With the US now seemingly on its side after the visit of Imran Khan to the US and an understanding emerging on Islamabad helping Washington with its withdrawal from Afghanistan, Islamabad could have calculated that this is the right time to convey to New Delhi that the effect of India’s Balakot strike has worn off, say analysts. Post the strike on the Balakot terror camp on 26 February, there was a thinking that the paradigm of dealing with terrorism emanating from Pakistan has changed. Now with the US seemingly in Pakistan’s corner, the thinking in Islamabad may be that the time is right to test India’s resolve on dealing with terrorism yet again.
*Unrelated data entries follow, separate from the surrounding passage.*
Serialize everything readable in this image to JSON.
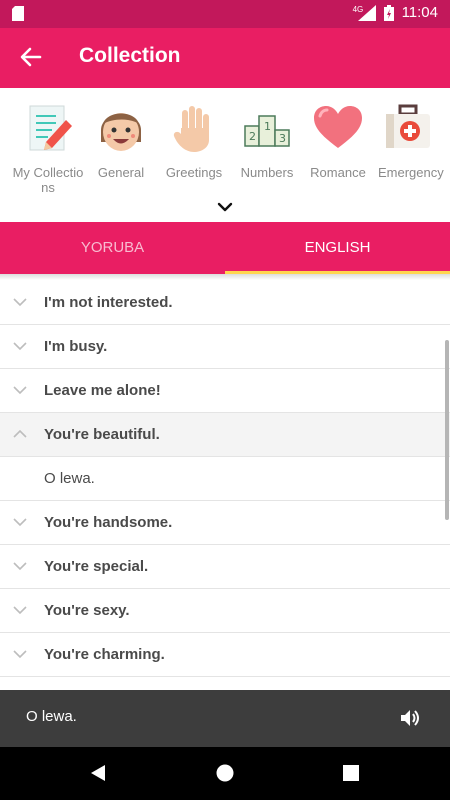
{
  "status_bar": {
    "network": "4G",
    "time": "11:04"
  },
  "app_bar": {
    "title": "Collection"
  },
  "categories": [
    {
      "label": "My Collections",
      "icon": "notepad-pencil-icon"
    },
    {
      "label": "General",
      "icon": "smiling-face-icon"
    },
    {
      "label": "Greetings",
      "icon": "waving-hand-icon"
    },
    {
      "label": "Numbers",
      "icon": "podium-123-icon"
    },
    {
      "label": "Romance",
      "icon": "heart-icon"
    },
    {
      "label": "Emergency",
      "icon": "first-aid-kit-icon"
    }
  ],
  "tabs": [
    {
      "label": "YORUBA",
      "selected": false
    },
    {
      "label": "ENGLISH",
      "selected": true
    }
  ],
  "phrases": [
    {
      "text": "I'm not interested.",
      "expanded": false
    },
    {
      "text": "I'm busy.",
      "expanded": false
    },
    {
      "text": "Leave me alone!",
      "expanded": false
    },
    {
      "text": "You're beautiful.",
      "expanded": true,
      "translation": "O lewa."
    },
    {
      "text": "You're handsome.",
      "expanded": false
    },
    {
      "text": "You're special.",
      "expanded": false
    },
    {
      "text": "You're sexy.",
      "expanded": false
    },
    {
      "text": "You're charming.",
      "expanded": false
    }
  ],
  "player": {
    "text": "O lewa."
  },
  "colors": {
    "primary": "#e91e63",
    "status_bar": "#c2185b",
    "tab_indicator": "#ffd54f",
    "player_bg": "#3d3d3d"
  }
}
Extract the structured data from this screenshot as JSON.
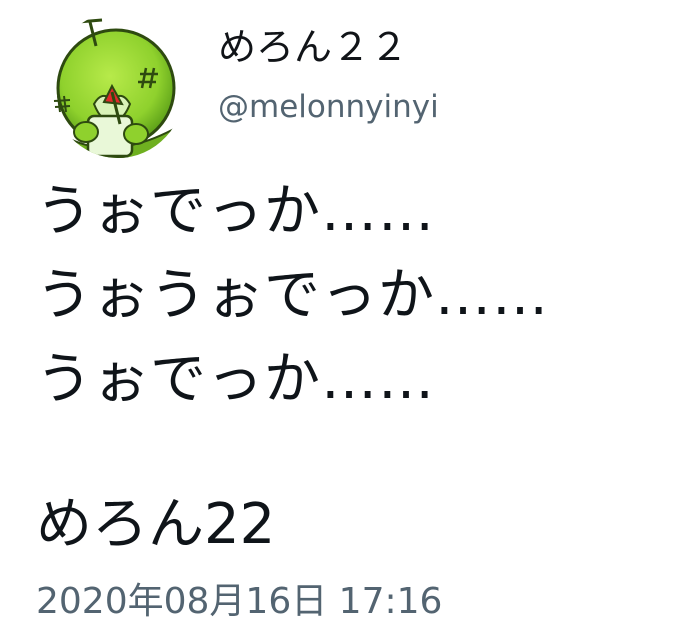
{
  "author": {
    "display_name": "めろん２２",
    "handle": "@melonnyinyi",
    "avatar_icon": "melon-character-avatar-icon"
  },
  "tweet": {
    "lines": [
      "うぉでっか……",
      "うぉうぉでっか……",
      "うぉでっか……"
    ],
    "signature": "めろん22",
    "timestamp": "2020年08月16日 17:16"
  },
  "colors": {
    "text_primary": "#0f1419",
    "text_secondary": "#536471",
    "avatar_green": "#8fd12d",
    "background": "#ffffff"
  }
}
If there is an incident that warrants an Indian reaction, Pakistan could always seek international support to quell tension. The incidents on the border, including the action by the Pakistan border action team, comprising army regulars and terrorists, aiming to ambush Indian troops on patrol along the LoC, could be a way of “conveying to New Delhi that they (Pakistan) are not intimidated by Balakot," now that the US-Pakistan dynamic seems to have changed, said former foreign secretary Kanwal Sibal.